◆ YOUR INSTRUCTIONS:
Every line that contains the word "label" is to be copied from the listing.

◆ SOURCE INFORMATION:
==========
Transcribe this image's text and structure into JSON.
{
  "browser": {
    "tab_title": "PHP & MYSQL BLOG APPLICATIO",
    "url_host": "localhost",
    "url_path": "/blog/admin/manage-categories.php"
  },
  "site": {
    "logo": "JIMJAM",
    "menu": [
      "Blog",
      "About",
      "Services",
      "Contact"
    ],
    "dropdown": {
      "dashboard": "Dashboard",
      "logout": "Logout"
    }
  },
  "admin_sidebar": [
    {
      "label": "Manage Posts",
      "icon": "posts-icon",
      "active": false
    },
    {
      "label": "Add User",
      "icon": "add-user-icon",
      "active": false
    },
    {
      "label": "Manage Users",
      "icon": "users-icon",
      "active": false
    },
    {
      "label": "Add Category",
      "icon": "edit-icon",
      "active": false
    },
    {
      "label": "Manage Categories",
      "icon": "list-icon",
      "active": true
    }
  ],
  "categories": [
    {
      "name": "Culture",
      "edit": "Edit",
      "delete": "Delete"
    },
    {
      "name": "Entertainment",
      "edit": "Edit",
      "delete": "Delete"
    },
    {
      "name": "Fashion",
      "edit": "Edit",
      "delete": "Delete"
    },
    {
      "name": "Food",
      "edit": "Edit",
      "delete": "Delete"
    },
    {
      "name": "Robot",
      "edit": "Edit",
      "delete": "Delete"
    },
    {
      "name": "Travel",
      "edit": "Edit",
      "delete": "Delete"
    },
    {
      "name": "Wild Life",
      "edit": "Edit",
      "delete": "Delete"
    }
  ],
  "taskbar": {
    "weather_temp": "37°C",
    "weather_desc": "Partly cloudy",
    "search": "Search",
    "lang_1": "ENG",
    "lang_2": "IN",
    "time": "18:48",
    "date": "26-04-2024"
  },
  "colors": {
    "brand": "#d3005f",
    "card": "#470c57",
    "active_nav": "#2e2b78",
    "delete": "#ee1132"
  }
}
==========
◆ SOLUTION BELOW:
      "label": "Manage Posts",
      "label": "Add User",
      "label": "Manage Users",
      "label": "Add Category",
      "label": "Manage Categories",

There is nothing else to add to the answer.